A draft for the new cybersecurity strategy calls for the improvement of deterrence against cyberattacks and proposes boosting the capability to prevent the use of cyberspace by attackers and dealing with attacks through such steps as criminal prosecution.
If Japan is really serious about adopting active defense, it is necessary to promote such measures in a more systematic manner.
The government should also focus more on protecting cutting-edge technologies and the defense industry from the standpoint of economic security.
Under the new cybersecurity strategy, it is necessary to step up security for sensitive technologies and prevention of the transfer of such technologies, as well as accelerating protection and decentralization of data centers.
Moreover, the government must enhance international cooperation around managing global supply chains and helping developing economies to improve their information security capabilities.
No cybersecurity leader
The biggest issue for Japan’s critical infrastructure defense policy is that the government lacks a ministerial-level authorized person with a high level of expertise.
It is extremely important for the National Security Council to enlist someone to be in charge of the nation’s cybersecurity.
To connect key infrastructure defense with national security policy, it is obvious that a person responsible for cybersecurity needs to coordinate policies with the prime minister, the chief Cabinet secretary, the foreign minister, the defense minister and the Self-Defense Forces’ Joint Staff Office.
The Biden administration nominated John C. Inglis as the first U.S. National Cyber Director and established the Office of the National Cyber Director within the Executive Office of the President, tasked with leading the implementation of cyberpolicy and strategy, including supporting efforts by the private sector and reviewing budgets related to cybersecurity.
In the U.S.’ National Security Council, Deputy National Security Advisor for Cyber and Emerging Technology Anne Neuberger leads cyberdefense efforts.

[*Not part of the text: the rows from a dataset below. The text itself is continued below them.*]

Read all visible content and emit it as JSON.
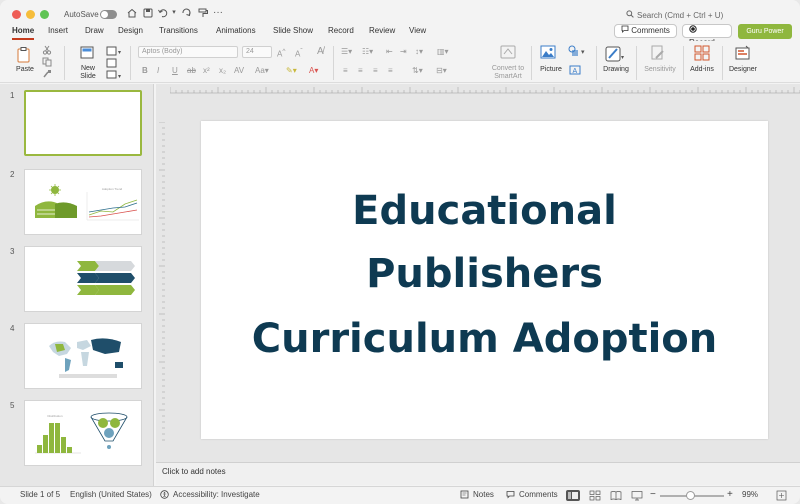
{
  "titlebar": {
    "autosave": "AutoSave",
    "search": "Search (Cmd + Ctrl + U)"
  },
  "tabs": [
    {
      "label": "Home",
      "active": true
    },
    {
      "label": "Insert"
    },
    {
      "label": "Draw"
    },
    {
      "label": "Design"
    },
    {
      "label": "Transitions"
    },
    {
      "label": "Animations"
    },
    {
      "label": "Slide Show"
    },
    {
      "label": "Record"
    },
    {
      "label": "Review"
    },
    {
      "label": "View"
    }
  ],
  "header_actions": {
    "comments": "Comments",
    "record": "Record",
    "guru": "Guru Power"
  },
  "ribbon": {
    "paste": "Paste",
    "new_slide": "New\nSlide",
    "font_name": "Aptos (Body)",
    "font_size": "24",
    "convert_smartart": "Convert to\nSmartArt",
    "picture": "Picture",
    "drawing": "Drawing",
    "sensitivity": "Sensitivity",
    "addins": "Add-ins",
    "designer": "Designer"
  },
  "slides": [
    {
      "number": "1"
    },
    {
      "number": "2",
      "chart_title": "Adoption Trend"
    },
    {
      "number": "3"
    },
    {
      "number": "4"
    },
    {
      "number": "5",
      "chart_title": "Distribution"
    }
  ],
  "main_slide": {
    "title_lines": [
      "Educational",
      "Publishers",
      "Curriculum Adoption"
    ]
  },
  "notes": {
    "placeholder": "Click to add notes"
  },
  "status": {
    "slide_of": "Slide 1 of 5",
    "language": "English (United States)",
    "accessibility": "Accessibility: Investigate",
    "notes": "Notes",
    "comments": "Comments",
    "zoom": "99%"
  },
  "colors": {
    "accent": "#c43b1d",
    "brand_green": "#8fb73e",
    "title_navy": "#0e3a52"
  }
}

In addition, the Department of Homeland Security, the director of national intelligence and the Cyber Threat Intelligence Integration Center are working together to build up a system against cyberthreats.
Japan should also have a system that can serve as an appropriate counterpart.
The country also urgently needs to nurture personnel and organize an operations team in charge of cybersecurity.
The draft for the new cybersecurity strategy calls for the need to create a framework for the National Computer Security Incident Response Team to realize comprehensive cyberdefense.
It will become necessary to allocate a large budget to secure personnel for the framework, as well as greatly strengthening the Government Security Operation Coordination team and the Cyber Incident Mobile Assistant Team of the National center of Incident readiness and Strategy for Cybersecurity within the Cabinet Office.
These teams will become the base of cyberdefense, including situation monitoring, incident response, impact assessment, forensics and legal response, in cooperation with the National Police Agency, the Defense Ministry and the digital agency.
Even if systems and legal foundations for cyberdefense will not be created in a short period of time, it will be necessary for Japan to prepare active defense measures for the future.
Ken Jimbo is an executive director for Asia Pacific Initiative’s Japan-U.S. Military Statesmen Forum and a professor at Keio University. API Geoeconomic Briefing is a series that looks into geopolitical and economic trends, with a particular focus on technology and innovation, global supply chains, international rule-making and climate change.